REQUIRED WORK
Your task is to output the data exactly as it stands.

Items from an interface collection
------------------------------------------------------------------------
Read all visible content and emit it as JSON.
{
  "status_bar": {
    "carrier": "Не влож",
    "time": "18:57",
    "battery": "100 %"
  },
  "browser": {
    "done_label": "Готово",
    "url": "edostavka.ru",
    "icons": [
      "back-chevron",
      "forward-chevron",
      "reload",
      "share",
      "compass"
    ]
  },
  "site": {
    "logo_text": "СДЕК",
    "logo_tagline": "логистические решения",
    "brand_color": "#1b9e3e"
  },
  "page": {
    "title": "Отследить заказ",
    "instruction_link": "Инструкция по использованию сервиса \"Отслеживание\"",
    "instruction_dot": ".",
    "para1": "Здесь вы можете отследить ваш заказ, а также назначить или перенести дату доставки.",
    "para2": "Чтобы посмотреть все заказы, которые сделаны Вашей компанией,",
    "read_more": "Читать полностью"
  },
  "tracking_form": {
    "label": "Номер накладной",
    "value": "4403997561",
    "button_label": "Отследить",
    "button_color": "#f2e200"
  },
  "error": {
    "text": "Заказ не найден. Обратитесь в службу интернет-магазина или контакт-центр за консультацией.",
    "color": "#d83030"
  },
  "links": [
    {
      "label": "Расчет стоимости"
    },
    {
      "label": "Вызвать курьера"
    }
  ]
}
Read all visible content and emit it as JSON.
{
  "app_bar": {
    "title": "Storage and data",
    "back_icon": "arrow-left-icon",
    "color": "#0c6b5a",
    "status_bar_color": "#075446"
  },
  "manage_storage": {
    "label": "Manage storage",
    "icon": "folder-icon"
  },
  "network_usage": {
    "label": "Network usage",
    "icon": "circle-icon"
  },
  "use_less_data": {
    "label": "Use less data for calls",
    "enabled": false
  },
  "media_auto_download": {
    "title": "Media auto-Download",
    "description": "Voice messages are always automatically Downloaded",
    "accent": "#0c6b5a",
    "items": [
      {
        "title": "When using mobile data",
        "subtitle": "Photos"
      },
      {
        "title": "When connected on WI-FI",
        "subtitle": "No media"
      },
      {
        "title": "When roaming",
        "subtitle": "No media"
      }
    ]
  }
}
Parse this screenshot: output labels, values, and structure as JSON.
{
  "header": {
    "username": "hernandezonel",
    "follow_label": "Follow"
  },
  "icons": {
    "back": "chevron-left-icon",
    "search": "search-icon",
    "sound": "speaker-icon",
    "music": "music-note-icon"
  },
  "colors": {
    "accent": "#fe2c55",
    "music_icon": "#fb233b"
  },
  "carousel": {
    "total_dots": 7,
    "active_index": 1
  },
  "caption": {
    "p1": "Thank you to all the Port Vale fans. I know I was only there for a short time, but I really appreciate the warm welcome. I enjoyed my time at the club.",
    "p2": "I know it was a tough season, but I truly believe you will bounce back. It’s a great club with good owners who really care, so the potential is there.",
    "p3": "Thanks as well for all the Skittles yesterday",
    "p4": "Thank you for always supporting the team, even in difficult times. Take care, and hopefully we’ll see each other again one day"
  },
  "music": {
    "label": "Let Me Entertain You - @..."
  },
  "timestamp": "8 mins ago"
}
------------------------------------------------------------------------
EXERCISE RESULT
Read all visible content and emit it as JSON.
{
  "status_bar": {
    "carrier": "Не влож",
    "time": "18:57",
    "battery": "100 %"
  },
  "browser": {
    "done_label": "Готово",
    "url": "edostavka.ru",
    "icons": [
      "back-chevron",
      "forward-chevron",
      "reload",
      "share",
      "compass"
    ]
  },
  "site": {
    "logo_text": "СДЕК",
    "logo_tagline": "логистические решения",
    "brand_color": "#1b9e3e"
  },
  "page": {
    "title": "Отследить заказ",
    "instruction_link": "Инструкция по использованию сервиса \"Отслеживание\"",
    "instruction_dot": ".",
    "para1": "Здесь вы можете отследить ваш заказ, а также назначить или перенести дату доставки.",
    "para2": "Чтобы посмотреть все заказы, которые сделаны Вашей компанией,",
    "read_more": "Читать полностью"
  },
  "tracking_form": {
    "label": "Номер накладной",
    "value": "4403997561",
    "button_label": "Отследить",
    "button_color": "#f2e200"
  },
  "error": {
    "text": "Заказ не найден. Обратитесь в службу интернет-магазина или контакт-центр за консультацией.",
    "color": "#d83030"
  },
  "links": [
    {
      "label": "Расчет стоимости"
    },
    {
      "label": "Вызвать курьера"
    }
  ]
}
Read all visible content and emit it as JSON.
{
  "app_bar": {
    "title": "Storage and data",
    "back_icon": "arrow-left-icon",
    "color": "#0c6b5a",
    "status_bar_color": "#075446"
  },
  "manage_storage": {
    "label": "Manage storage",
    "icon": "folder-icon"
  },
  "network_usage": {
    "label": "Network usage",
    "icon": "circle-icon"
  },
  "use_less_data": {
    "label": "Use less data for calls",
    "enabled": false
  },
  "media_auto_download": {
    "title": "Media auto-Download",
    "description": "Voice messages are always automatically Downloaded",
    "accent": "#0c6b5a",
    "items": [
      {
        "title": "When using mobile data",
        "subtitle": "Photos"
      },
      {
        "title": "When connected on WI-FI",
        "subtitle": "No media"
      },
      {
        "title": "When roaming",
        "subtitle": "No media"
      }
    ]
  }
}
Parse this screenshot: output labels, values, and structure as JSON.
{
  "header": {
    "username": "hernandezonel",
    "follow_label": "Follow"
  },
  "icons": {
    "back": "chevron-left-icon",
    "search": "search-icon",
    "sound": "speaker-icon",
    "music": "music-note-icon"
  },
  "colors": {
    "accent": "#fe2c55",
    "music_icon": "#fb233b"
  },
  "carousel": {
    "total_dots": 7,
    "active_index": 1
  },
  "caption": {
    "p1": "Thank you to all the Port Vale fans. I know I was only there for a short time, but I really appreciate the warm welcome. I enjoyed my time at the club.",
    "p2": "I know it was a tough season, but I truly believe you will bounce back. It’s a great club with good owners who really care, so the potential is there.",
    "p3": "Thanks as well for all the Skittles yesterday",
    "p4": "Thank you for always supporting the team, even in difficult times. Take care, and hopefully we’ll see each other again one day"
  },
  "music": {
    "label": "Let Me Entertain You - @..."
  },
  "timestamp": "8 mins ago"
}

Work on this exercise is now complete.